The discipline of Indigenous Studies offers students the opportunity to learn about the cultures and histories of Indigenous People in Canada and around the world. Introductory courses survey Indigenous history prior to the arrival of settler societies, the effects of colonialism, and recent efforts toward decolonisation. More advanced courses focus on specific themes, such as self-government, land rights, and Indigenous ways of knowing, within a comparative framework. These courses may be particularly helpful to students studying Arts, Criminal Justice, Education, Child Studies, and related fields.
The Hawai’i Indigenous Studies field school is on the horizon for Spring 2020. Learn more about the field school's important dates and deadlines.
The Treaty 7 travel study, consisting of HIST 2210 and HIST 2215, will focus on the history of the Aboriginal peoples of what is now southern Alberta. Topics that will be covered include: Plains peoples prior to European contact; the events leading to Treaty 7; representation of Aboriginal peoples in museums and historic sites; and the impact of Treaty 7 on First Nations in what is now Alberta. These events will be examined from a First Nations perspective and students will discover why we are all treaty people. This travel study combines lectures in a traditional classroom setting for a week in late July (dates forthcoming) with just over a week-long experiential field study component during the first two weeks of August. Students will visit a number of sites that relate to the peoples of Treaty 7 such as Blackfoot Crossing, Head-Smashed-In Buffalo Jump, and Writing-On-Stone Provincial Park. Wherever possible, portions of the field study component will be led by First Nations peoples. Students who participate will earn credit for two courses/6 credits.

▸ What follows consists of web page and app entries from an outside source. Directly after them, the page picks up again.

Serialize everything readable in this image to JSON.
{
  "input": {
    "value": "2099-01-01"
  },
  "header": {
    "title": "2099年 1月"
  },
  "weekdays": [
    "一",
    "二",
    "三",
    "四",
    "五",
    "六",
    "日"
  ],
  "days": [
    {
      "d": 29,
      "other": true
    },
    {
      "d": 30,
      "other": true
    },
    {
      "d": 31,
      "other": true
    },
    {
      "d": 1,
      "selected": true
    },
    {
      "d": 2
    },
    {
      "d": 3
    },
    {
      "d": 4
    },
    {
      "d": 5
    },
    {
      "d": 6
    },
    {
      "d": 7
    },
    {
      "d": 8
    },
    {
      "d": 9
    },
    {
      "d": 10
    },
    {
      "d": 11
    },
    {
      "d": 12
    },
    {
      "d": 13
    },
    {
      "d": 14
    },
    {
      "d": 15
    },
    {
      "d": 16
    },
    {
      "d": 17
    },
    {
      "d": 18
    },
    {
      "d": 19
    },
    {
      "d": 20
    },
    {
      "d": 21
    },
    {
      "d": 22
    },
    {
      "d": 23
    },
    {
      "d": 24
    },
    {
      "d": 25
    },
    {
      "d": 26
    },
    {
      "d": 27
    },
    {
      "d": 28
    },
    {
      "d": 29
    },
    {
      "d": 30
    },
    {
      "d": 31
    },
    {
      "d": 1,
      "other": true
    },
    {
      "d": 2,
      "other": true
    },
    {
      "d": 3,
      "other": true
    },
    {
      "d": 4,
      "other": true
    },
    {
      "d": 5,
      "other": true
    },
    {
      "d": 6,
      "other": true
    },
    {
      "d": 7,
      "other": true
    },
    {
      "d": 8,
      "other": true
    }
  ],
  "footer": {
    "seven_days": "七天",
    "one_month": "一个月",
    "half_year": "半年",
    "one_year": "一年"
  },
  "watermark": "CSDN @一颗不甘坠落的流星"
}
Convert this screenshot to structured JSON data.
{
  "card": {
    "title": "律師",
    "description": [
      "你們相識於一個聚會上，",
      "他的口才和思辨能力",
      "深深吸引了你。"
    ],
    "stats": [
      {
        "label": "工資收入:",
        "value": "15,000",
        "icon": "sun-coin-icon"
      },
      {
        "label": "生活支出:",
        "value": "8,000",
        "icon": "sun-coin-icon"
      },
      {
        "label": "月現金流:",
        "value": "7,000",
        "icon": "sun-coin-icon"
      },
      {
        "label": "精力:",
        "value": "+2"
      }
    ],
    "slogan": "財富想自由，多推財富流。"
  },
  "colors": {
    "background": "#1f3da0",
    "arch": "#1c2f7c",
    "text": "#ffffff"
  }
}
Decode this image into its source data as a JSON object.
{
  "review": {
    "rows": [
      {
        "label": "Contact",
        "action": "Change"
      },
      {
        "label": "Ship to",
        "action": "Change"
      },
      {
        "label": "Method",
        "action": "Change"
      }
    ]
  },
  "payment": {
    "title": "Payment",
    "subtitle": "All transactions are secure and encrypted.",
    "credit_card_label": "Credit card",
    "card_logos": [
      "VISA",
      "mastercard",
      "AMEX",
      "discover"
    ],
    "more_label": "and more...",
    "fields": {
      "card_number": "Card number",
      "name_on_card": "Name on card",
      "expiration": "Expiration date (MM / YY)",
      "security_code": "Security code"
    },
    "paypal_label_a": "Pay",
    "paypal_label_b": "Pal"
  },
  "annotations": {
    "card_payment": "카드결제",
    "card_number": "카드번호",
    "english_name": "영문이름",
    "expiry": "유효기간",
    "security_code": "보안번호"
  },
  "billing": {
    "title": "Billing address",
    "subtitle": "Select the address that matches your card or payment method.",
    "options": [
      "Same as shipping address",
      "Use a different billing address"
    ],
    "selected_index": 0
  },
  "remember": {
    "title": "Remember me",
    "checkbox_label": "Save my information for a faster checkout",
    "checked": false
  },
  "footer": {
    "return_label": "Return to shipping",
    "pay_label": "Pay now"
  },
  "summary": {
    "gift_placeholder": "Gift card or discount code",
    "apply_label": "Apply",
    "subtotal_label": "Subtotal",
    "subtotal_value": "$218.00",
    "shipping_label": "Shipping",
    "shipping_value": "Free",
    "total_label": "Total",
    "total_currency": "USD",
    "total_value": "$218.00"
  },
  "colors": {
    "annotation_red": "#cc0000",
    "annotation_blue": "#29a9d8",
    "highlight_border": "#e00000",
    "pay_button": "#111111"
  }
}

INFORMATION SESSIONS are held in the early Fall.
Treaty 7 Field School Website